There was a headline on Newsroom this morning “Ardern softly raises concern over Uighurs”. That sounded interesting, even if that “softly” word was a bit of a giveway. Here is what the article actually said
Ardern told media at her weekly post-cabinet press conference that she was concerned by the Uighur’s plight, although she had not recently been briefed on the subject.
She said she might raise her concerns at a future meeting with Chinese officials, but made no firm commitment.
“Generally speaking we take the opportunity to raise issues of concern,[but] it would be pre-emptive to say what I would discuss,” she said.
Presumably she was asked a question and had to say something. That she was “concerned” was about as weak as you could possibly get – by contrast her Labor counterpart in Australia yesterday managed a “gravely disturbing”. The Prime Minister apparently went on to play down the issue further by specifically noting that she hadn’t been briefed recently. When a Prime Minister cares about an issue, the briefings will come quickly.
And then, in case anyone (businesses, donors, Yikun Zhang or the like) was worried that she might have said too much, when asked if she would raise her concerns with the Chinese government she couldn’t muster more than “I might”.
This for one of the gravest and most large scale abuses in modern times, being committed by a Security Council member. And the Prime Minister having called only recently for “kindness” to be some watchword of policy. Not much on display if you are a Uighur.
The Newsroom article, which seemed to be doing as much as possible to put the Prime Minister in a good light, ended with this comment.
Ardern flagged human rights concerns in a recent meeting with Li Xi, the Party Secretary of Guangdong Province, who visited earlier this year, as reported by Newsroom.
And so I clicked through to that article to refresh my memory.
“We acknowledged of course we are both countries on different development paths, that the nature of our political systems, but that we’ve always as our two countries found ways to discuss those differences in a way that works for our relationship, and I put human rights under that category,” Ardern said.
The detention of Uighur Muslims in Chinese “re-education camps”, the subject of concern by a United Nations panel, was raised under that banner, Ardern said.
Asked of Li’s response to the human rights issues, Ardern said: “It was heard and received.”
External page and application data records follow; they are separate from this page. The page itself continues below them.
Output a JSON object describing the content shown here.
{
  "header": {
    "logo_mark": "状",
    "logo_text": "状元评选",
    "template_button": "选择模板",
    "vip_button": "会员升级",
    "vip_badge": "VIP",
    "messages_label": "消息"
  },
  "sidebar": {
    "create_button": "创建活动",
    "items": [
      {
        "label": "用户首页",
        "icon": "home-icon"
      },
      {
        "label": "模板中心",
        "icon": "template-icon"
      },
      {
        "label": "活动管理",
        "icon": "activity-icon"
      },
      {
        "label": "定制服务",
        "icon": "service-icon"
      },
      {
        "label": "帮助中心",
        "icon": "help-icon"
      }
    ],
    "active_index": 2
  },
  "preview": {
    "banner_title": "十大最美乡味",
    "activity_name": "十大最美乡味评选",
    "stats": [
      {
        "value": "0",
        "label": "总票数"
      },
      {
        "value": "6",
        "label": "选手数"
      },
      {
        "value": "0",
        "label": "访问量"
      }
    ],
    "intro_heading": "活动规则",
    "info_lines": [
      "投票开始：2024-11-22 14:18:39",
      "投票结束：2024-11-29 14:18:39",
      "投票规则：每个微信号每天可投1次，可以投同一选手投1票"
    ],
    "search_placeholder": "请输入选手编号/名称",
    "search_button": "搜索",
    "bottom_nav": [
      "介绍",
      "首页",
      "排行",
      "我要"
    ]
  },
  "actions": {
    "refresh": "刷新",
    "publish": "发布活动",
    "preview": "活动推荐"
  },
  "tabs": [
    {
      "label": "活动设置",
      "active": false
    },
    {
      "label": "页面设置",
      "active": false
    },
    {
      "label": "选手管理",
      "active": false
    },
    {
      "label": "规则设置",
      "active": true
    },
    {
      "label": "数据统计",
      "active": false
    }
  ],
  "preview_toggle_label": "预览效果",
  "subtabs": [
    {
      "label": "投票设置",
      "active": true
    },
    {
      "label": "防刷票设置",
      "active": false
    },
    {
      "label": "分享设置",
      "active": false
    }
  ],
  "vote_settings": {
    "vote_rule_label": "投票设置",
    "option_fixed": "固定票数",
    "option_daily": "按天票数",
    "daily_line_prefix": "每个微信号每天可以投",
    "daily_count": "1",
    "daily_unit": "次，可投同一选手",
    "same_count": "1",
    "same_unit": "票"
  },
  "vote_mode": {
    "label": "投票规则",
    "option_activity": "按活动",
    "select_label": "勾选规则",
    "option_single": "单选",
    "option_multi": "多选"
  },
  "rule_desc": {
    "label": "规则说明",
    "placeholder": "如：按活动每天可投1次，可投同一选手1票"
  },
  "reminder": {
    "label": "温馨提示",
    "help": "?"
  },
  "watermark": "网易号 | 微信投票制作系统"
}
I suppose it is good to know it was mentioned, but a mere mention in a private meeting hardly seems likely to bother Beijing. And hardly likely to reassure New Zealanders that our elected “leaders” actually care much about the imprisonment of a million people, for little more than being who they are, let alone the more recent report of those Uighurs not in prison having regime spies forced on them, living in their houses to report on their attitudes and behaviours.
As it happens, we have a PRC perspective on the Prime Minister’s meeting last month with Li Xi, available on the PRC embassy website. This was the meeting where, so the PRC reports, the Prime Minister suggested strengthening relations between the Labour Party and the Chinese Communist Party (emphasis added)
New Zealand is ready to deepen bilateral cooperation with China in economics and trade, tourism and innovation, strengthen party-to-party exchanges
Isn’t there quite enough obsequious praise of Xi Jinping, courting of CCP-connected donors etc from Labour figures already?
Of course, the PRC account doesn’t mention the Prime Minister raising any human rights issues (which isn’t to suggest they weren’t mentioned) but how seriously do you suppose they would have taken any concerns anyway when they can report that the Prime Minister said this (again, emphasis added)
Ardern said New Zealand and China have something in common in improving people’s wellbeing, protecting the environment, and enhancing coordinated development, adding that the development strategies of both sides are highly compatible, with broad room for cooperation.
I guess at the most reductionist level there is something to the first point: both governments probably do want to lift the wellbeing of their people, although in the PRC case even that is arguable (control and submission to the interests of the Party seems more paramount). But it is a statement that is devoid of meaning, or moral content, when you contrast what a free and democratic society might mean by such statements, and what a regime that runs mass concentration camps, allows little no religious freedom, little or no freedom of expression, and no lawful vehicle for changing the government might mean. As for “development strategies” being “highly compatible”, is the Prime Minister giving a nod of approval to strategies that involve widespread theft of intellectual property, the absence (boasted of by the chief justice) of the rule of law, growing state control of even private companies (let alone a massive credit-fuelled, and highly inefficient, domestic boom that ran for some years)? It is just shameless pandering.
I don’t suppose the PRC is going to change any of its policies because New Zealand expresses disapproval, but what we hear from the Prime Minister and from the PRC’s reports gives us no basis to think the PRC would even believe that New Zealand governments cared.
Which is a good opportunity to include this tweet I noticed yesterday from someone abroad who comments on China issues.
The Churchill quote – from his famous ‘iron curtain” speech – is very apposite, but in the specific New Zealand context, and the way our politicians court the regime and fear doing or saying anything even slightly controversial, the commentators own line was a nice place to end.
It comes back to the values, not bank balances, we want to have for ourselves and for our children.